→ PROBLEM STATEMENT:
Pull every line that includes the word "source" from the data.

→ DATA SUPPLIED:
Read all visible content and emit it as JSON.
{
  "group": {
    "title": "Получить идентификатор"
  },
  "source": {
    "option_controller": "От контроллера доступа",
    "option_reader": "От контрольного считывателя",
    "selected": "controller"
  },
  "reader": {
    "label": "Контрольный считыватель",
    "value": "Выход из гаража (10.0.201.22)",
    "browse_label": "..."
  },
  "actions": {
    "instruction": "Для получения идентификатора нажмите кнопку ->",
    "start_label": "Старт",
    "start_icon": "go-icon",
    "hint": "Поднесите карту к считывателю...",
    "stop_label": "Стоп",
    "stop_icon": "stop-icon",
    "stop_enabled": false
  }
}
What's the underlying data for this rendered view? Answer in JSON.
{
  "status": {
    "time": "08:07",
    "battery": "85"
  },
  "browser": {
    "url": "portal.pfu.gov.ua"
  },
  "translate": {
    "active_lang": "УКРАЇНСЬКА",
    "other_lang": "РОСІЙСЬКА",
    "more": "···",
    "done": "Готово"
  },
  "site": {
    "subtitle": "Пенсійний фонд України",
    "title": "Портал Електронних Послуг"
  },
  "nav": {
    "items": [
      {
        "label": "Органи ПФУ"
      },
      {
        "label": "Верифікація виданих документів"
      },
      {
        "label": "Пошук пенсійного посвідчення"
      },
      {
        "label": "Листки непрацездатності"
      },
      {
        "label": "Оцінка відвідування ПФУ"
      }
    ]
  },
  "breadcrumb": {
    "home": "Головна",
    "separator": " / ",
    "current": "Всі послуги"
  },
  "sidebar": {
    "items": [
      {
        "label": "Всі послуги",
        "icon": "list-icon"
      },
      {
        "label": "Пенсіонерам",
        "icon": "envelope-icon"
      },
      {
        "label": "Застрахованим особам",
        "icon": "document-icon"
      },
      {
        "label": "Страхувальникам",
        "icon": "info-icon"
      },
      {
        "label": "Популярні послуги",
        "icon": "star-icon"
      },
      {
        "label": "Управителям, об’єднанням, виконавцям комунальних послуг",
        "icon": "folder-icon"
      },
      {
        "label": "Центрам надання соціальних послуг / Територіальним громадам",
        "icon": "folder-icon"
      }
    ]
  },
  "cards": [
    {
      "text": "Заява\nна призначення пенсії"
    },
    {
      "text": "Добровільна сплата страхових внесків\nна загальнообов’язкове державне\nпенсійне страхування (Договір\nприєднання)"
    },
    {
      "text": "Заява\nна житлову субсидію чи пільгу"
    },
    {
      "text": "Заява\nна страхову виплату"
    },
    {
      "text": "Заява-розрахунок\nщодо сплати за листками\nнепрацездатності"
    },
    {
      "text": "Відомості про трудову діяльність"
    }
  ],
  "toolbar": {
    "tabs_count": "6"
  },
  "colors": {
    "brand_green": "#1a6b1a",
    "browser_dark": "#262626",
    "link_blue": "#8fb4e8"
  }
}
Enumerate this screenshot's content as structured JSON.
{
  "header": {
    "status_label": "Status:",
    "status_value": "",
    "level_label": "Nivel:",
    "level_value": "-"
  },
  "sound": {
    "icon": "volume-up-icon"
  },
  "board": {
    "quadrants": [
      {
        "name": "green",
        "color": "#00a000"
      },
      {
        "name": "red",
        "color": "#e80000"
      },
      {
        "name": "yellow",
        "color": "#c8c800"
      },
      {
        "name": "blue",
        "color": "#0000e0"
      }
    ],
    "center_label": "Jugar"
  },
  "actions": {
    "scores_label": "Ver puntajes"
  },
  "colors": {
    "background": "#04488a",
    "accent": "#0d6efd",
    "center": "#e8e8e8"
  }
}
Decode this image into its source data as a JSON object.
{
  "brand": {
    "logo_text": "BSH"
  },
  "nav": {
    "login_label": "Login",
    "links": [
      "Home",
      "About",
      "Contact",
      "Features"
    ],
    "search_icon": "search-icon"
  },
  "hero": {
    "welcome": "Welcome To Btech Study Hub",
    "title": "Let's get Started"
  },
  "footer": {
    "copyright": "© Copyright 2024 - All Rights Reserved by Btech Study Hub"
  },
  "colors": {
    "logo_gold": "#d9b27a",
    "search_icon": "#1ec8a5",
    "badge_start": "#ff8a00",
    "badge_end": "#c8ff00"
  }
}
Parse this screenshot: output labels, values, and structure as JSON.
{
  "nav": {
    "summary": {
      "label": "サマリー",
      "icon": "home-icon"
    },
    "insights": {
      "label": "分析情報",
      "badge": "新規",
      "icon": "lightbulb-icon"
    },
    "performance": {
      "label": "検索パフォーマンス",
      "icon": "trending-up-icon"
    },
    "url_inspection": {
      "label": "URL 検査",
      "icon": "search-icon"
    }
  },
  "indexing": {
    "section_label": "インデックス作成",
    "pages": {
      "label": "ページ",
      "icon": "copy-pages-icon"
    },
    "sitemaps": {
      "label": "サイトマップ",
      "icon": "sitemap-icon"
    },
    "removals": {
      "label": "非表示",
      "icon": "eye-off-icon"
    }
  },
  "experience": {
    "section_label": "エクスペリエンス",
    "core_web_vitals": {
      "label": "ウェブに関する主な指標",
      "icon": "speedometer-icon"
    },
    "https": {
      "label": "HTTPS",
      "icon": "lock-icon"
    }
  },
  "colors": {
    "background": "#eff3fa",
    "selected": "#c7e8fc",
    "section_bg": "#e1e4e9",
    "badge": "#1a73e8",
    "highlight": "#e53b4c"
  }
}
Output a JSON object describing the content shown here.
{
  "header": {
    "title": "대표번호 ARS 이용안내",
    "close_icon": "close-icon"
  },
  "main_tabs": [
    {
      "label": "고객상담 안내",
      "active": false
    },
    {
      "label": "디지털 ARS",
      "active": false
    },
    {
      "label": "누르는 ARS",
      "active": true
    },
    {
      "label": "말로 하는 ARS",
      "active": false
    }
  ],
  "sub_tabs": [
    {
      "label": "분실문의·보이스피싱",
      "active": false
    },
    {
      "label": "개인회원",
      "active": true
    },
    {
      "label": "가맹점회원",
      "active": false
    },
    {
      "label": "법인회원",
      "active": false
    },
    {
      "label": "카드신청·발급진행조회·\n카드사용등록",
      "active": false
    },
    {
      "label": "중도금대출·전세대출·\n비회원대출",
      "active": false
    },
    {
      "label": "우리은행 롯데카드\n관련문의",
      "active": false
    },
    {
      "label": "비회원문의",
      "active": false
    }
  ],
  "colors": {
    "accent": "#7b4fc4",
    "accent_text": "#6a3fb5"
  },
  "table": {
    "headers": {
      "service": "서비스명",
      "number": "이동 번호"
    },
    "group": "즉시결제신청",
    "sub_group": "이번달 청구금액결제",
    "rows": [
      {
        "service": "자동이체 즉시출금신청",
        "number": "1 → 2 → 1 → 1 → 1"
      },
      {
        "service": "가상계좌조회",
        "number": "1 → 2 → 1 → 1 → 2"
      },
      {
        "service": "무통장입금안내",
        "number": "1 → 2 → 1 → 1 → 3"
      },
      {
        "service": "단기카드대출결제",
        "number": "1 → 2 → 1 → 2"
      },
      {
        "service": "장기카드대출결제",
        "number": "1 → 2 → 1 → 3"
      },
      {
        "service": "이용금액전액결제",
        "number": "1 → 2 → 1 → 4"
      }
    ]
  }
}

→ EXPECTED ANSWER:
  "source": {
Decode this image into its source data as a JSON object.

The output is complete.